Excerpts from an interface dataset
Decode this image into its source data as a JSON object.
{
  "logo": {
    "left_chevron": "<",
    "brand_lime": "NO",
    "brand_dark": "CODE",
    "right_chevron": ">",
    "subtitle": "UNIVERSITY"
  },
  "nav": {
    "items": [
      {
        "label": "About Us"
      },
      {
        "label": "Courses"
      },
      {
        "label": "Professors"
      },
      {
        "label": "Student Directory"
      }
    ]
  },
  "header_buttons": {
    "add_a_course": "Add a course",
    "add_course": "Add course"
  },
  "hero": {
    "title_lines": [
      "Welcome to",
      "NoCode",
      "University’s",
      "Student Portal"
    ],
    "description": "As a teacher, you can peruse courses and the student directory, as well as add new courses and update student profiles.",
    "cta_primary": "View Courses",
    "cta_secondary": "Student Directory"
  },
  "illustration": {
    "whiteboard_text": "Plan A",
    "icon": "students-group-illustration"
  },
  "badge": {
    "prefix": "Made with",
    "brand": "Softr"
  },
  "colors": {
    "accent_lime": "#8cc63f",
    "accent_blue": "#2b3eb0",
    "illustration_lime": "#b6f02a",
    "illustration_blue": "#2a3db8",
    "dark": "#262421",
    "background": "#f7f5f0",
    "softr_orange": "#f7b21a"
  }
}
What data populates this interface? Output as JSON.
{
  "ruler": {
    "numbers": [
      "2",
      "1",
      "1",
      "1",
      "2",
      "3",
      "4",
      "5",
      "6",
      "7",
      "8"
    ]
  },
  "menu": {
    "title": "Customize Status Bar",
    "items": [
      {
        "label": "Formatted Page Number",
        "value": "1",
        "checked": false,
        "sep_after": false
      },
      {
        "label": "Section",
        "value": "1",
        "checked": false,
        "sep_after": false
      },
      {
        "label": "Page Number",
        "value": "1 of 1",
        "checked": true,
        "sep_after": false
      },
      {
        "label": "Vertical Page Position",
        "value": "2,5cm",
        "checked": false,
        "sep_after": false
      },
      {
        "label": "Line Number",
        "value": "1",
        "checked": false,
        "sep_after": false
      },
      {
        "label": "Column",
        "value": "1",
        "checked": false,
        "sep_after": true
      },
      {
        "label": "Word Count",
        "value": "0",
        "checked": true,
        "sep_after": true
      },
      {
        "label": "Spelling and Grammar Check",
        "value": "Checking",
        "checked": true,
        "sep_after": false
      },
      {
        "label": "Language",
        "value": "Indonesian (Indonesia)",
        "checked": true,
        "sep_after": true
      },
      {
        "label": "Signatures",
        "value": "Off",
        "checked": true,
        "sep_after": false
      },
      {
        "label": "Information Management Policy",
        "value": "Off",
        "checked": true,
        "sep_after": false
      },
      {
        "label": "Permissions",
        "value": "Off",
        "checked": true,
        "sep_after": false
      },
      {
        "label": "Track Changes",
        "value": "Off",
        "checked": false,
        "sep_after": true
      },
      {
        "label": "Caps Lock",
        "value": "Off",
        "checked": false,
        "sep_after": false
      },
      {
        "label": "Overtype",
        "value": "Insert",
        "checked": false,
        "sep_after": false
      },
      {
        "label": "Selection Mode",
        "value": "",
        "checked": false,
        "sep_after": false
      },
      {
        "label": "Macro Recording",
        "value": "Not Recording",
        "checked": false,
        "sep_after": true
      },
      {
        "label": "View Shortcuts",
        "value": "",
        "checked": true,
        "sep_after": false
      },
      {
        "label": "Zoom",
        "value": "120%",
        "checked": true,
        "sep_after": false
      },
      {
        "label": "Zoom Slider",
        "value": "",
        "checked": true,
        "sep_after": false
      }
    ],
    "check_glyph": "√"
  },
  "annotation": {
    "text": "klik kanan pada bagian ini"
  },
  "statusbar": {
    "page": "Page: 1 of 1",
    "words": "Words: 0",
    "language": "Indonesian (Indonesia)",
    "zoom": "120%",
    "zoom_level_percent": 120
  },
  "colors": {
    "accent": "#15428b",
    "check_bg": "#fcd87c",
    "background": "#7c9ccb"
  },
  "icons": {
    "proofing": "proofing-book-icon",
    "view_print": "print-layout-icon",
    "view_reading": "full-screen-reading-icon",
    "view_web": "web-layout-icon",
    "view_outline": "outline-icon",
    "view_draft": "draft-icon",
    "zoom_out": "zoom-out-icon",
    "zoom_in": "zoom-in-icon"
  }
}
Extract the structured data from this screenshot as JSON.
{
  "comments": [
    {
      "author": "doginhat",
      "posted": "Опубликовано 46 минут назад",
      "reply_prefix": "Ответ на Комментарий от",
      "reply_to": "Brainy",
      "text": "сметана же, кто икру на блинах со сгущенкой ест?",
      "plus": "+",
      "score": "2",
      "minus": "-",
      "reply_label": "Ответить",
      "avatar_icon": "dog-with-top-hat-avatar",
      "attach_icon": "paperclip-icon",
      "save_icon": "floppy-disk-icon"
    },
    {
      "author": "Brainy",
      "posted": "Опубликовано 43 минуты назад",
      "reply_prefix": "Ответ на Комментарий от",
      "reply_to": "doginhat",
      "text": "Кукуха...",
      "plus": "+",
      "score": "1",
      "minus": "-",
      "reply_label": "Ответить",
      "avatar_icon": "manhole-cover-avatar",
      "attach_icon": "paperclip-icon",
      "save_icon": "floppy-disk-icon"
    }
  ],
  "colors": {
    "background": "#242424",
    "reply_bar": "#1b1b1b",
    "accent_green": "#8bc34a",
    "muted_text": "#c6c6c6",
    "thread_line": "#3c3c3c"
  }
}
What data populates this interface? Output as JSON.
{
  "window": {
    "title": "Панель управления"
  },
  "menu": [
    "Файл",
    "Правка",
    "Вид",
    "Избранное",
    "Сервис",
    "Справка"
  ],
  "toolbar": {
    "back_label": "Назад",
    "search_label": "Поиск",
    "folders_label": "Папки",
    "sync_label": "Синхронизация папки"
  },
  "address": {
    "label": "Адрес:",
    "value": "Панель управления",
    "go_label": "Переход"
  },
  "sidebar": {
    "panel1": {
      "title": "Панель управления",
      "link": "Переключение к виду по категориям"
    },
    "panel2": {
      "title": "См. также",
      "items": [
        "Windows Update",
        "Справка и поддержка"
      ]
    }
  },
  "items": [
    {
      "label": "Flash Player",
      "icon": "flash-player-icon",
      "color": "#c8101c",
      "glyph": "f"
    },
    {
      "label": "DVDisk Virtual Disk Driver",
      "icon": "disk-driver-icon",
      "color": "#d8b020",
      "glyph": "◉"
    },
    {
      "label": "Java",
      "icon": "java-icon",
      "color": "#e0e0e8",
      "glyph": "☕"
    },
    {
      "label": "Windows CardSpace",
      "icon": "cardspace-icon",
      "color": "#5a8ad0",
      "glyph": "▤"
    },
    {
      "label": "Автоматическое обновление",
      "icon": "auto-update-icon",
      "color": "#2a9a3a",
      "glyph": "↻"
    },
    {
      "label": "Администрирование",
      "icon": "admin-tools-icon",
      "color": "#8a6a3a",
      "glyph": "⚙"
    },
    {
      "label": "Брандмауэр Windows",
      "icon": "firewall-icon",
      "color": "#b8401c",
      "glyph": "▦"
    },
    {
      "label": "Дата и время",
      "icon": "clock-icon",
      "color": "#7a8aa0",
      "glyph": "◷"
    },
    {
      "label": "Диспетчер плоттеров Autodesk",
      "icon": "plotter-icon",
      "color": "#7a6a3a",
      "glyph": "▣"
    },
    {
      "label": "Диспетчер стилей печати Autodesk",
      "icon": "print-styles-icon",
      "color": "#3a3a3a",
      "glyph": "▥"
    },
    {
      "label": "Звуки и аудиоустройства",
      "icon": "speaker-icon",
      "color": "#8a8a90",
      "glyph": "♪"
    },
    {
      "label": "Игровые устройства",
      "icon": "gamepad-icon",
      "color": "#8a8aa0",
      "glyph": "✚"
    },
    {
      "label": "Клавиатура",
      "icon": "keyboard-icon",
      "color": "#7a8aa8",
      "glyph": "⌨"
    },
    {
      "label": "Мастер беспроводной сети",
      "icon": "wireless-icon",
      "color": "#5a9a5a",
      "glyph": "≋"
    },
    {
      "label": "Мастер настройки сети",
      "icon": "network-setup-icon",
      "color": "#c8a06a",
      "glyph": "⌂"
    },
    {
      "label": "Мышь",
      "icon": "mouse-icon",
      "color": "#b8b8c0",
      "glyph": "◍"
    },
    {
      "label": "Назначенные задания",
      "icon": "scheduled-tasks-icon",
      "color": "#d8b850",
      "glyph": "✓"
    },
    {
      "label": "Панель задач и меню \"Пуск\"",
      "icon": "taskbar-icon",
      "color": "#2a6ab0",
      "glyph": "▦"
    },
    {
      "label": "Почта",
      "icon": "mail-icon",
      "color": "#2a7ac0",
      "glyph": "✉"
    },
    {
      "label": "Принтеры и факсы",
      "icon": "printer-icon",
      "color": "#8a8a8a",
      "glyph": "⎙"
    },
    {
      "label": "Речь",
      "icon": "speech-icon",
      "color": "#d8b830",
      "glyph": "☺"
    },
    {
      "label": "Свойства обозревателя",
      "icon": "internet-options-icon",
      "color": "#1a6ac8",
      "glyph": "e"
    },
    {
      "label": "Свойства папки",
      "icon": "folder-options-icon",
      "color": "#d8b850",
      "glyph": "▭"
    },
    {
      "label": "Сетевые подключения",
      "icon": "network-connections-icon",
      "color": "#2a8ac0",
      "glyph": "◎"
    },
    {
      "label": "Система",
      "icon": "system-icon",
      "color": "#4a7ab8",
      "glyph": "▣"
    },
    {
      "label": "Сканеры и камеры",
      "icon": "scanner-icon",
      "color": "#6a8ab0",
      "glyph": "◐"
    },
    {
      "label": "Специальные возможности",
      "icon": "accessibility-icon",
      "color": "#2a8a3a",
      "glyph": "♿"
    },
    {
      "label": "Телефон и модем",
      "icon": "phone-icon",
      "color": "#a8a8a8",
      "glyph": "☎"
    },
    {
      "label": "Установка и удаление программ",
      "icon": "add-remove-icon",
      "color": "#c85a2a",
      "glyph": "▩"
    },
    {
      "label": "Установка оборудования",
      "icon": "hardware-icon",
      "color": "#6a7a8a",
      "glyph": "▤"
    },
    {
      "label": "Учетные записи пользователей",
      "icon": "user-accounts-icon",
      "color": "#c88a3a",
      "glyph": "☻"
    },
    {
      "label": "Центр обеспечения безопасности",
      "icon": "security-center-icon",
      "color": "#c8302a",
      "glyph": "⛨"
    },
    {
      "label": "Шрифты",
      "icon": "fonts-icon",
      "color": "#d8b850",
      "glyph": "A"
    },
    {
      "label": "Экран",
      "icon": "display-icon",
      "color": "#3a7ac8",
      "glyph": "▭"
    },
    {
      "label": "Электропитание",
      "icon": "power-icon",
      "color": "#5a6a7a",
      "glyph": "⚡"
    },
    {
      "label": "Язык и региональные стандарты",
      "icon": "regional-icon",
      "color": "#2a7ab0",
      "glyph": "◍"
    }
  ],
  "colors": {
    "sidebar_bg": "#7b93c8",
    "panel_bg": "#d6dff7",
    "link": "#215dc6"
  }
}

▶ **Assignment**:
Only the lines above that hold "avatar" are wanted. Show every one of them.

▶ **Task response**:
      "avatar_icon": "dog-with-top-hat-avatar",
      "avatar_icon": "manhole-cover-avatar",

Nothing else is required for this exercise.